During the sixth and last scheduled session, the young man who had two weeks earlier pounded an angry "gun shot" on his drum jumped to his feet and declared, "GROUP HUG!" At that point, we all got it! Within each of us, beyond struggling, fortresses, competition, hurt, anger, distrust and malevolence, common ground set the stage for true connection at least in the moment.
Six weeks passed, and I continued to reflect on all of our sessions. I will really never know the true impact of this program on each of their lives, nor do I ever expect to fully understand the personal transformations that never would have occurred without these collective experiences. Yet somehow I wanted to learn more there was so much more to discover on many levels. I feared that the momentum we had achieved would gradually dissipate into oblivion.
As an update, I’d like to share that the pilot group had been extended beyond the original six sessions. This week a new and highly significant door opened for the first time. Our first Inspirational Beats question was: "How does it feel to be out of control of your own life?"
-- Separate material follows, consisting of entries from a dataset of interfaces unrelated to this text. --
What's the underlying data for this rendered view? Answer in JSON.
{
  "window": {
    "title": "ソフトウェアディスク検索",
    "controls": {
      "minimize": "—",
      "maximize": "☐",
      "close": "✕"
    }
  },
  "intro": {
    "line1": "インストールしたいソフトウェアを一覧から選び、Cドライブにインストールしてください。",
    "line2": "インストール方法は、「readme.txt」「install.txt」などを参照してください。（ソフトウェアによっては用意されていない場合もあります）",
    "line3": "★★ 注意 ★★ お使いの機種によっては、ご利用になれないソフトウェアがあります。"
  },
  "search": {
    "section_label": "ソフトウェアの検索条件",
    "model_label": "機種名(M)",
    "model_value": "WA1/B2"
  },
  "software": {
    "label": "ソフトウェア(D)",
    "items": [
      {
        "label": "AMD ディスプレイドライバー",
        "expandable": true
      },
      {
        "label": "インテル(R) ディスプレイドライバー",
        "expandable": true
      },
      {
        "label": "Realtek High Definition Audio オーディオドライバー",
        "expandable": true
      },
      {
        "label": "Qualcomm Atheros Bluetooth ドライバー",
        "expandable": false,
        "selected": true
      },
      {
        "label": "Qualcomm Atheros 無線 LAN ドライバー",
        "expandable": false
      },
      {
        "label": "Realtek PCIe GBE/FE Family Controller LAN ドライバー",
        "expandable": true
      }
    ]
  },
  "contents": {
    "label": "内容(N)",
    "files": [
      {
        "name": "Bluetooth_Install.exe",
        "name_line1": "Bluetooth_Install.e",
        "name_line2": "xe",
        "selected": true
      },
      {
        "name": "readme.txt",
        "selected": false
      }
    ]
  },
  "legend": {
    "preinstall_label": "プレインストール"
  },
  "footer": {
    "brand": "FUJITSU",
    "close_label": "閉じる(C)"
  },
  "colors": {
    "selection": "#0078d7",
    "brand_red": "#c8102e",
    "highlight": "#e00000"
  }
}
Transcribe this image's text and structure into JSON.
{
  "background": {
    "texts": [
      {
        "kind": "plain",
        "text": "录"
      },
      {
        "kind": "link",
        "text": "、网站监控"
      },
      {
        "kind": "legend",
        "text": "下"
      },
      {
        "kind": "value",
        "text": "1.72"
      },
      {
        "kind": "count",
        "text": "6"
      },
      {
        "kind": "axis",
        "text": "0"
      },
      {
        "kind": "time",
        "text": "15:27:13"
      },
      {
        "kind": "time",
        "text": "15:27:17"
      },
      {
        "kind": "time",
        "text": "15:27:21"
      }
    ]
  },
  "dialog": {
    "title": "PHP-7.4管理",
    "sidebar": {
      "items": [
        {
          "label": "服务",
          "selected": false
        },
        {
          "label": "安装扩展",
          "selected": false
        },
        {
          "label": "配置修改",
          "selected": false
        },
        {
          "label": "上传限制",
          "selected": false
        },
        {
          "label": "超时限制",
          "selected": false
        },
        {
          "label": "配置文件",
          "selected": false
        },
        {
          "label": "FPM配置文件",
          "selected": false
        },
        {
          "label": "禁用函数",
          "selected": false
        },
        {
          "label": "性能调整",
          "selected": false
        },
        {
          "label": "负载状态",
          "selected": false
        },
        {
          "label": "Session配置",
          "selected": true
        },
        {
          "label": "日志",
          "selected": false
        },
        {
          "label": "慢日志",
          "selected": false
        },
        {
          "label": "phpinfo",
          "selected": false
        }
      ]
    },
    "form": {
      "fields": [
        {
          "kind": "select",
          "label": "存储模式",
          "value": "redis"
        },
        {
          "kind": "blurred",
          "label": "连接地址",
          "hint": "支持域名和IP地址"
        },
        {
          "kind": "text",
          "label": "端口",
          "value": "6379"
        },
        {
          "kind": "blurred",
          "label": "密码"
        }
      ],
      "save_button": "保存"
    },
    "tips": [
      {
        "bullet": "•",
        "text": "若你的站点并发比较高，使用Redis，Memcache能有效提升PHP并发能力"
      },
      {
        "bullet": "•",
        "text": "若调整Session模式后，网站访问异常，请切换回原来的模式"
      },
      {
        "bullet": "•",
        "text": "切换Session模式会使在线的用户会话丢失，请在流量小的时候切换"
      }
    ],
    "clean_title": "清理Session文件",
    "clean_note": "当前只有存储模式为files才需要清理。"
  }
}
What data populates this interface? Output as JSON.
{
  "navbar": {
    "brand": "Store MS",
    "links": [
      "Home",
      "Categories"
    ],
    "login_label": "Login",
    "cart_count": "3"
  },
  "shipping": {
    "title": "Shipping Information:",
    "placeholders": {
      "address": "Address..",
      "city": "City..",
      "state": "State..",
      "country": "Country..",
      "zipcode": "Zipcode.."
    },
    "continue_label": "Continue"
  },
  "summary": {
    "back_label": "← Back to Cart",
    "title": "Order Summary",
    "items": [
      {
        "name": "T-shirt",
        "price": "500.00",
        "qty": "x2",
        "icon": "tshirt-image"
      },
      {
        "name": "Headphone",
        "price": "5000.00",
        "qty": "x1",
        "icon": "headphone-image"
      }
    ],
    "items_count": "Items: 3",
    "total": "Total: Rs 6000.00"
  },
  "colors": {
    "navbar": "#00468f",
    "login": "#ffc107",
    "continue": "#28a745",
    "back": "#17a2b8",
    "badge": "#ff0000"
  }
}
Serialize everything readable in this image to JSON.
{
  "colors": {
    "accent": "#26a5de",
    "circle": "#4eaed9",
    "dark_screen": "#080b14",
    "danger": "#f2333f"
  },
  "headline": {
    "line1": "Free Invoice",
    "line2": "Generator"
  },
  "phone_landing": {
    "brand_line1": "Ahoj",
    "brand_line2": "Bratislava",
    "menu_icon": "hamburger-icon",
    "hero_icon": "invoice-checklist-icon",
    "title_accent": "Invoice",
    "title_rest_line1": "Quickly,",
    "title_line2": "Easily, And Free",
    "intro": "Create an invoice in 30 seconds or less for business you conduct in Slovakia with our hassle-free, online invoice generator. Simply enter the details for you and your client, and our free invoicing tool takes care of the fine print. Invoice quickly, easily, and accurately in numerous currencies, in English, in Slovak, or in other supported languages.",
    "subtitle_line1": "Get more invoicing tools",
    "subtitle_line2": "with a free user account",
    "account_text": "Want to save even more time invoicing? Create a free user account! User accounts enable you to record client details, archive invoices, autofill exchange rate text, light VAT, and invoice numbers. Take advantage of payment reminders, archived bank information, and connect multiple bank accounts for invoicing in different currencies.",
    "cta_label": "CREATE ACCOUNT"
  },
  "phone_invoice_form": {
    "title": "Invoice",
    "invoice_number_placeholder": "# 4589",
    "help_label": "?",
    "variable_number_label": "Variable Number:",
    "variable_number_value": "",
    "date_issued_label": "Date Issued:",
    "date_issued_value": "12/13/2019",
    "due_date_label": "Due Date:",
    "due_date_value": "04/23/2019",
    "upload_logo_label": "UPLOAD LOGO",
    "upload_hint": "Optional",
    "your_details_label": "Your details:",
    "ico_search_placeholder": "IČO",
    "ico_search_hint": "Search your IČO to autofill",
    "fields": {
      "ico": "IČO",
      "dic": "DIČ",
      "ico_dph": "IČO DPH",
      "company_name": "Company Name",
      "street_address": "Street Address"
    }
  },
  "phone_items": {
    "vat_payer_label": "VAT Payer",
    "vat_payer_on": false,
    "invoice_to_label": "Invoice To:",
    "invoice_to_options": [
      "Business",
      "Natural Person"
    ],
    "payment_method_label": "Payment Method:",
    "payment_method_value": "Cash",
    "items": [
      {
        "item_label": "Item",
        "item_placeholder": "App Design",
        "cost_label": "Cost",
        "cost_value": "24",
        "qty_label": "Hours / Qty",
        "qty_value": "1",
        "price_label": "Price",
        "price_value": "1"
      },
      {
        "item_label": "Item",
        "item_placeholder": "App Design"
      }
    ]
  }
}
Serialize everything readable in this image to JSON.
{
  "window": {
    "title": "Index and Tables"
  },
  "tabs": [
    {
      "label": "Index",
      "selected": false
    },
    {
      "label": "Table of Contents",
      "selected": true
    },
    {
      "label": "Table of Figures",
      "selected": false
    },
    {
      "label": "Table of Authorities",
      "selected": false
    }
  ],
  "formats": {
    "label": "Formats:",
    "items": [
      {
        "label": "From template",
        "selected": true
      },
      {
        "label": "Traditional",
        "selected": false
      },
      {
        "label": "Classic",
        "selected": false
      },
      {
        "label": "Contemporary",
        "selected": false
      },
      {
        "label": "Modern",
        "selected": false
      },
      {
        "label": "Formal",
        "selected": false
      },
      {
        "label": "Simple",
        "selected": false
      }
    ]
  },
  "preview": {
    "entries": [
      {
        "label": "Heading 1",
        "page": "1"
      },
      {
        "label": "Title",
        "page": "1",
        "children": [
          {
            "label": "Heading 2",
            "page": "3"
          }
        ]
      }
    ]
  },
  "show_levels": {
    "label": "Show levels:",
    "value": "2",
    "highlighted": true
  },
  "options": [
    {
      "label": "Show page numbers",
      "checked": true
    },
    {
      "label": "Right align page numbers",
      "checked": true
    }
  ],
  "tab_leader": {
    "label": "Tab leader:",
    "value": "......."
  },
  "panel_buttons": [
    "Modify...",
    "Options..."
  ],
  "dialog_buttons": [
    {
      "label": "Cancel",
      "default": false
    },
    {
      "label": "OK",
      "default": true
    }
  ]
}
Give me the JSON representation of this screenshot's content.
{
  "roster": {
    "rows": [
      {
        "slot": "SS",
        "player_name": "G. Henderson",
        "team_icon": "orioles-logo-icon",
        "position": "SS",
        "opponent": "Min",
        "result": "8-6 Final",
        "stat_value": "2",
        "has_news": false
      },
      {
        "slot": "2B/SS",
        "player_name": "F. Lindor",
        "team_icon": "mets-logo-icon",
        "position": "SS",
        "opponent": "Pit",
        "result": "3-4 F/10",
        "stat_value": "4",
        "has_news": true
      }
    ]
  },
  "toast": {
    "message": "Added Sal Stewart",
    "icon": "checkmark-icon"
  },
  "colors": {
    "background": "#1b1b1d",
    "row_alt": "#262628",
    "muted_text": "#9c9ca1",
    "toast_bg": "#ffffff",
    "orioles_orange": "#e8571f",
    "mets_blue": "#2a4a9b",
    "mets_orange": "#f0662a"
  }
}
Their frank responses took us to a guarded realm of shattered hearts, broken dreams, injustice and pain. We came face to face with a myriad of trials and tribulations, and allowed each person to reveal themselves without judgment. A broken teen recounted a searing court sentence, and drummed a painful dis-empowering emotional response. All participants listened intently and responded with similar stories. Several asked, "Did you cry?" A quiet participant sitting next to me murmured, "Of course, we ALL cried."
If that had not been enough to jar each of us, there was no way I could have predicted the responses to the second question: "What one thing can I take control of in order to make my life better today?"
"I can begin to control my angry reactions."
"I must learn to control my thoughts."
"I need to begin by caring about myself."
"I need to learn better behaviors."
"My talents can help me and I will use them better."
A very embittered young man announced, "I will start to control my mouth."
Staring at the floor, a fifteen year old uttered, "I have to control my lying."
As a facilitator, I truly cannot analyze what took place in the hearts of each person this week. Yet it was their genuine heart-felt responses coupled with amazing trust and spontaneity that I will always remember. The unraveling of each person's saga wasn't nearly as relevant as the fact that in their own way, they achieved the courage to face their windmills, and were now prepared to move onward.
Reflecting upon what I have learned as a facilitator, it's apparent that the anticipation of a group's transformation seems somewhat like waiting for a long cold bitter winter to end. It's not surprising that unanticipated storms stand between today and the revelation of Spring. Then one day the earth suddenly reveals its green splendor. While defining that moment is often challenging, experiencing it first hand is a privilege? and I will never be quite the same.
Research Coordinator - Mind-Body Wellness Center
February 1, 2006